Active leader: Brett Gardner, 44.3

Center field: , 156.1
A superstar in every phase of the game, Mays produced 10 or more WAR in six seasons, tying him with Hornsby for the second most in history among position players. The center fielder’s career high of 11.2 WAR came at age 34 in 1965, the year he won his second career MVP Award with a .317/.398/.645 slash line and 52 homers. Ty Cobb (151.4) is second on the all-time list.
Active leader: Mike Trout, 76.1

Right field: , 182.5
Ruth is tied with Bonds for the all-time WAR record among position players, but that doesn’t take into account the Great Bambino’s contributions as a pitcher. Ruth also posted 20.4 WAR on the mound, giving him a career total of 183.1 WAR -- by far the most in history. Ruth reached the 10 WAR mark nine times as a position player and had more than 12 WAR in 1921 (12.8), ‘23 (14.1) and ‘27 (12.5).
Active leader: Mookie Betts, 50.0

Designated hitter: Edgar Martinez, 68.4
David Ortiz may be the all-time DH leader in homers, hits and RBIs, but Martinez has him beat in WAR, 68.4 to 55.3. Martinez finished his career with a .312/.418/.515 slash line, making him one of an elite group of players in the .300/.400/.500 club. His greatest WAR total (7.0) came in 1995, when he hit .356/.479/.628 with 29 homers, 52 doubles and 113 RBIs.
Active leader: Shohei Ohtani, 10.2

Pitcher: Walter Johnson, 164.8
Based on pitching production alone, Cy Young is the all-time leader among hurlers with 165.6 WAR, while Johnson ranks second with 152.1. But Johnson added significant value with his bat as well, posting 12.8 WAR as a hitter.

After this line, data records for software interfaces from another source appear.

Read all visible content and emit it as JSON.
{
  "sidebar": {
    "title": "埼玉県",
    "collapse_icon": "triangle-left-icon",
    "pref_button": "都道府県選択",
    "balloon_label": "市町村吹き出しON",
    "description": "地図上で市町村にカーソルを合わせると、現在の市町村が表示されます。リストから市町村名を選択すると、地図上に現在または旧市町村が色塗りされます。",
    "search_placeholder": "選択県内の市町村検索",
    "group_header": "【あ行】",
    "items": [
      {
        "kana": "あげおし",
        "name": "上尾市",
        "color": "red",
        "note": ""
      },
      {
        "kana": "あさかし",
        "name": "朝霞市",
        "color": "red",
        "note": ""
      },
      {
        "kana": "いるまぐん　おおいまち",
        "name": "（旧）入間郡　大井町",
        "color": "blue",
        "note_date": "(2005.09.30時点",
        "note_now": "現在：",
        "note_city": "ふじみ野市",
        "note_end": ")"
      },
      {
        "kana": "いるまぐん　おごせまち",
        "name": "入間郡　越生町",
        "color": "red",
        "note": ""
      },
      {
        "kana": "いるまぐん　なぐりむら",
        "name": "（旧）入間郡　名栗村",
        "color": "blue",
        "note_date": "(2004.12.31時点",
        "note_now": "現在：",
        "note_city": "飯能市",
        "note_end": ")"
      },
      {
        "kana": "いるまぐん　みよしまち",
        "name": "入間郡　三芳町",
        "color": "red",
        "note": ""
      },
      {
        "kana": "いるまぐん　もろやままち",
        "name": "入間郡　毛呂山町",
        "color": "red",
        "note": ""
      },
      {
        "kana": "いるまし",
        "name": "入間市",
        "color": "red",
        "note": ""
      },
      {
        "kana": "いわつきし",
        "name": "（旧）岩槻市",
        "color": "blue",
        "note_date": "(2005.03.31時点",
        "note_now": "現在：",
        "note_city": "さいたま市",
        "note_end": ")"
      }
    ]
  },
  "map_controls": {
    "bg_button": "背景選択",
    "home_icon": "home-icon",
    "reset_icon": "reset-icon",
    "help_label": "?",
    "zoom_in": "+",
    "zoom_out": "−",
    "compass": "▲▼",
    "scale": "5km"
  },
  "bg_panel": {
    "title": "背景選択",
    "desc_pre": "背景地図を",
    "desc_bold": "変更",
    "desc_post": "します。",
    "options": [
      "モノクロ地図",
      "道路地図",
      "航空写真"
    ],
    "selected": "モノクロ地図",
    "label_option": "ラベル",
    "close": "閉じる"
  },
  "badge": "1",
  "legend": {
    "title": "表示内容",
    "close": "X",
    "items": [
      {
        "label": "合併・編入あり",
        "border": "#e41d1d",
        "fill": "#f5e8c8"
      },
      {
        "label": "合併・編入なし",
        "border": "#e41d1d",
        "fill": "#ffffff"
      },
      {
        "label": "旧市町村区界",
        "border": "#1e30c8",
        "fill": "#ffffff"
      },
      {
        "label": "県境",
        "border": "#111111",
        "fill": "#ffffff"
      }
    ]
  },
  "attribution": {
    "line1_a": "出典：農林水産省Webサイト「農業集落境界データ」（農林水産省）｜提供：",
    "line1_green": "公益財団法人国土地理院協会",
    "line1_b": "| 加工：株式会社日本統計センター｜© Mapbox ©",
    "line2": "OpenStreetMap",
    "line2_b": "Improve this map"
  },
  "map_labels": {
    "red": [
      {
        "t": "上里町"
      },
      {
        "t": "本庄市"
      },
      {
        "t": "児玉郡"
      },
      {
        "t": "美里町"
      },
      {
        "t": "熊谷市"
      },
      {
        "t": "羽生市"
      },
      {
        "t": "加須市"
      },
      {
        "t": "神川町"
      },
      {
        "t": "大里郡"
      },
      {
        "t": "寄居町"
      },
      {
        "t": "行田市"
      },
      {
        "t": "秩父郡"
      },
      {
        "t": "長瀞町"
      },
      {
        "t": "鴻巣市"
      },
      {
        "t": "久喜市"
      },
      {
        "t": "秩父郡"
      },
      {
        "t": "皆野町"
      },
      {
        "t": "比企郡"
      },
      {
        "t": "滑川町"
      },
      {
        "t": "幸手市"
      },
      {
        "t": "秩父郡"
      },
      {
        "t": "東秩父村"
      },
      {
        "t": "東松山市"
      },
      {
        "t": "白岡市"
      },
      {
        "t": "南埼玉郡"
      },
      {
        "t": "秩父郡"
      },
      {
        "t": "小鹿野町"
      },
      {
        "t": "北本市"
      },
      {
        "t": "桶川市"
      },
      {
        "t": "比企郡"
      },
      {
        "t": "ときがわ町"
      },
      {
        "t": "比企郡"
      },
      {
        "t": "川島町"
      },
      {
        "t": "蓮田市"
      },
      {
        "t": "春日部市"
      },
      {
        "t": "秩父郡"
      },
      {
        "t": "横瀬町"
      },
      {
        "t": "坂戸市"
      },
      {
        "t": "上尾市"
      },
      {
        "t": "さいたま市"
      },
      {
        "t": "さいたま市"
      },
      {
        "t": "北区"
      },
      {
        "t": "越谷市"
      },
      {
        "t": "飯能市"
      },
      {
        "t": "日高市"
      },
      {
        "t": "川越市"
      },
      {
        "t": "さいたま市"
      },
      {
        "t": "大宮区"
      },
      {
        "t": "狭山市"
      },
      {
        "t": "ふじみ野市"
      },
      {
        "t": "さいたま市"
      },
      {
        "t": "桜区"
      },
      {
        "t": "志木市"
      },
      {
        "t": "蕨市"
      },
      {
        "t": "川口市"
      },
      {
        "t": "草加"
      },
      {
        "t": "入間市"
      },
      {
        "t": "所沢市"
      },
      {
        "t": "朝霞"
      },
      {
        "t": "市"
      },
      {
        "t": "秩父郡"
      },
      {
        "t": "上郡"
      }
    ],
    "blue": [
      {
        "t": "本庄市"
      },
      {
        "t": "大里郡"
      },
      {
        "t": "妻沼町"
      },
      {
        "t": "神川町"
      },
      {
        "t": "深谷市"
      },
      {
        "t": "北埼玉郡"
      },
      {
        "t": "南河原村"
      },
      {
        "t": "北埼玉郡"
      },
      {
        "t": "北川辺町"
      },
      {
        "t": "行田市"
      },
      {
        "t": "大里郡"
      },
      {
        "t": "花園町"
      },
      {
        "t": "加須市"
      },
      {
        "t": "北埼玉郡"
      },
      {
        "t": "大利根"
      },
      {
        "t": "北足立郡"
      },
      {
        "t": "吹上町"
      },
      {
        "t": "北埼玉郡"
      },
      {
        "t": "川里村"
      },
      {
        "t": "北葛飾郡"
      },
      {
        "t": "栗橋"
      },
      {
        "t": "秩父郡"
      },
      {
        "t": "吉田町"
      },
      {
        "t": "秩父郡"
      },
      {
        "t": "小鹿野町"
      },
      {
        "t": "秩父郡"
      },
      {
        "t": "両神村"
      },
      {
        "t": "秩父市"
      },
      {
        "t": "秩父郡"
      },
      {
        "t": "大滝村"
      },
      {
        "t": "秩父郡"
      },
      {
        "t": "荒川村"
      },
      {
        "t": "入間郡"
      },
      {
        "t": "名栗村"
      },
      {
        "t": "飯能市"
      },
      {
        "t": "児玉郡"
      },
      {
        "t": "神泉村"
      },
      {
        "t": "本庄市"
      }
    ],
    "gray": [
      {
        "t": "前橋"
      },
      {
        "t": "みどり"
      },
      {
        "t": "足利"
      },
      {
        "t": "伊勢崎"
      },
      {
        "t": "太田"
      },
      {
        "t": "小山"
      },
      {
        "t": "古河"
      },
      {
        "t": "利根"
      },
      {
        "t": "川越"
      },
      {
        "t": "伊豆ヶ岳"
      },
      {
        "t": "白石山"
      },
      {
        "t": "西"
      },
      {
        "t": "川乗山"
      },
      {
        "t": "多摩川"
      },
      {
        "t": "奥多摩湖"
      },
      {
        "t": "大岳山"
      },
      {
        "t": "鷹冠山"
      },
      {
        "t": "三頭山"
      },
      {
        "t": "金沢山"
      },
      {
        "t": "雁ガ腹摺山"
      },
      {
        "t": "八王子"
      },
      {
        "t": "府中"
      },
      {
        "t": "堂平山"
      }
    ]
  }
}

Young, meanwhile, had negative WAR as a hitter, knocking his career WAR total below Johnson’s. The Big Train was responsible for the highest single-season WAR mark of any player in the Modern Era, recording 16.5 WAR in 1913 (1.14 ERA in 346 innings).
Active leader: Zack Greinke, 73.1